EXERCISE DESCRIPTION - Write out the entries below in full, exactly as given.

Entries from a dataset of interfaces -
-- Opening Marker --

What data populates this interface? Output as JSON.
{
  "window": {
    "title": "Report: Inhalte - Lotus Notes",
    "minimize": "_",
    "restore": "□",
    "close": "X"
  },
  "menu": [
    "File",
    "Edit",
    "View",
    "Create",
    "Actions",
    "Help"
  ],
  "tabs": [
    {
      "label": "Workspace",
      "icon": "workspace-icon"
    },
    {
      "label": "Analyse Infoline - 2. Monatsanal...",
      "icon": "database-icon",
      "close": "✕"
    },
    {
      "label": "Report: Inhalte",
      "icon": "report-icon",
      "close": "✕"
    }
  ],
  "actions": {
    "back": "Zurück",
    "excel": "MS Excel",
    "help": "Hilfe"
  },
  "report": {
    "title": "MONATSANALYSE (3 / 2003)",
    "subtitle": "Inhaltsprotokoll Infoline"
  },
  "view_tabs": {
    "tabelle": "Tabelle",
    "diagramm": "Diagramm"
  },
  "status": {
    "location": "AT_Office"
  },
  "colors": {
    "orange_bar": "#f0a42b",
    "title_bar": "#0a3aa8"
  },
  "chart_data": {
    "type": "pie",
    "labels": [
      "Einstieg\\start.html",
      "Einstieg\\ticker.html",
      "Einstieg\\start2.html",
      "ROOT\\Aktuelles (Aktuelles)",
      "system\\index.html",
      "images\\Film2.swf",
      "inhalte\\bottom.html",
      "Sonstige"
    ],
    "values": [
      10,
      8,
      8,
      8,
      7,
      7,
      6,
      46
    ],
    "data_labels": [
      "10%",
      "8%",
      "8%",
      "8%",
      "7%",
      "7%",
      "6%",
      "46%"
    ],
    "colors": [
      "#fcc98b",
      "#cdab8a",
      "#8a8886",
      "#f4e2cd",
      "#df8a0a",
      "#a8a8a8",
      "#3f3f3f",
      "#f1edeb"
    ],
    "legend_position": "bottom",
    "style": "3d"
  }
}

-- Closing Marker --

TASK RESPONSE -
What data populates this interface? Output as JSON.
{
  "window": {
    "title": "Report: Inhalte - Lotus Notes",
    "minimize": "_",
    "restore": "□",
    "close": "X"
  },
  "menu": [
    "File",
    "Edit",
    "View",
    "Create",
    "Actions",
    "Help"
  ],
  "tabs": [
    {
      "label": "Workspace",
      "icon": "workspace-icon"
    },
    {
      "label": "Analyse Infoline - 2. Monatsanal...",
      "icon": "database-icon",
      "close": "✕"
    },
    {
      "label": "Report: Inhalte",
      "icon": "report-icon",
      "close": "✕"
    }
  ],
  "actions": {
    "back": "Zurück",
    "excel": "MS Excel",
    "help": "Hilfe"
  },
  "report": {
    "title": "MONATSANALYSE (3 / 2003)",
    "subtitle": "Inhaltsprotokoll Infoline"
  },
  "view_tabs": {
    "tabelle": "Tabelle",
    "diagramm": "Diagramm"
  },
  "status": {
    "location": "AT_Office"
  },
  "colors": {
    "orange_bar": "#f0a42b",
    "title_bar": "#0a3aa8"
  },
  "chart_data": {
    "type": "pie",
    "labels": [
      "Einstieg\\start.html",
      "Einstieg\\ticker.html",
      "Einstieg\\start2.html",
      "ROOT\\Aktuelles (Aktuelles)",
      "system\\index.html",
      "images\\Film2.swf",
      "inhalte\\bottom.html",
      "Sonstige"
    ],
    "values": [
      10,
      8,
      8,
      8,
      7,
      7,
      6,
      46
    ],
    "data_labels": [
      "10%",
      "8%",
      "8%",
      "8%",
      "7%",
      "7%",
      "6%",
      "46%"
    ],
    "colors": [
      "#fcc98b",
      "#cdab8a",
      "#8a8886",
      "#f4e2cd",
      "#df8a0a",
      "#a8a8a8",
      "#3f3f3f",
      "#f1edeb"
    ],
    "legend_position": "bottom",
    "style": "3d"
  }
}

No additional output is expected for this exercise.